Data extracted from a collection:

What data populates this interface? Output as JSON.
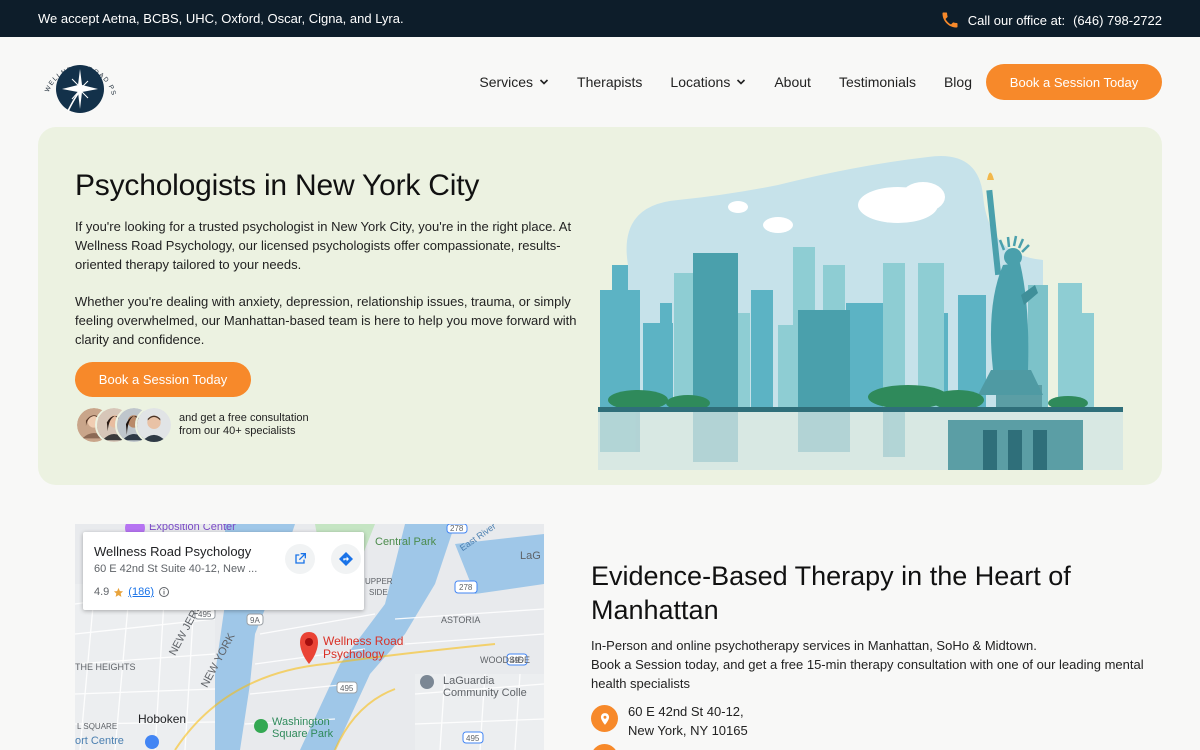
{
  "topbar": {
    "insurance_text": "We accept Aetna, BCBS, UHC, Oxford, Oscar, Cigna, and Lyra.",
    "call_label": "Call our office at:",
    "phone": "(646) 798-2722",
    "icon": "phone-icon"
  },
  "brand": {
    "logo_text": "WELLNESS ROAD PSYCHOLOGY",
    "accent_color": "#f7892a",
    "dark_color": "#0d1d2a",
    "hero_bg": "#ecf2e1"
  },
  "nav": {
    "items": [
      {
        "label": "Services",
        "has_dropdown": true
      },
      {
        "label": "Therapists",
        "has_dropdown": false
      },
      {
        "label": "Locations",
        "has_dropdown": true
      },
      {
        "label": "About",
        "has_dropdown": false
      },
      {
        "label": "Testimonials",
        "has_dropdown": false
      },
      {
        "label": "Blog",
        "has_dropdown": false
      }
    ],
    "cta_label": "Book a Session Today"
  },
  "hero": {
    "title": "Psychologists in New York City",
    "paragraph1": "If you're looking for a trusted psychologist in New York City, you're in the right place. At Wellness Road Psychology, our licensed psychologists offer compassionate, results-oriented therapy tailored to your needs.",
    "paragraph2": "Whether you're dealing with anxiety, depression, relationship issues, trauma, or simply feeling overwhelmed, our Manhattan-based team is here to help you move forward with clarity and confidence.",
    "cta_label": "Book a Session Today",
    "consult_line1": "and get a free consultation",
    "consult_line2": "from our 40+ specialists"
  },
  "map": {
    "business_name": "Wellness Road Psychology",
    "address_short": "60 E 42nd St Suite 40-12, New ...",
    "rating": "4.9",
    "review_count": "(186)",
    "pin_label_line1": "Wellness Road",
    "pin_label_line2": "Psychology",
    "labels": {
      "expo": "Exposition Center",
      "central_park": "Central Park",
      "east_river": "East River",
      "lag": "LaG",
      "upper": "UPPER",
      "side": "SIDE",
      "astoria": "ASTORIA",
      "woodside": "WOODSIDE",
      "heights": "THE HEIGHTS",
      "new_jersey": "NEW JERSEY",
      "new_york": "NEW YORK",
      "hoboken": "Hoboken",
      "laguardia_line1": "LaGuardia",
      "laguardia_line2": "Community Colle",
      "washington_line1": "Washington",
      "washington_line2": "Square Park",
      "square": "L SQUARE",
      "port": "ort Centre",
      "r495a": "495",
      "r9a": "9A",
      "r495b": "495",
      "r495c": "495",
      "r278": "278",
      "r278b": "278",
      "r495d": "495"
    }
  },
  "section2": {
    "title": "Evidence-Based Therapy in the Heart of Manhattan",
    "desc_line1": "In-Person and online psychotherapy services in Manhattan, SoHo & Midtown.",
    "desc_line2": "Book a Session today, and get a free 15-min therapy consultation with one of our leading mental health specialists",
    "address_line1": "60 E 42nd St 40-12,",
    "address_line2": "New York, NY 10165"
  }
}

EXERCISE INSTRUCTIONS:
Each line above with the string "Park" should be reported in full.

OUTPUT BELOW:
      "central_park": "Central Park",
      "washington_line2": "Square Park",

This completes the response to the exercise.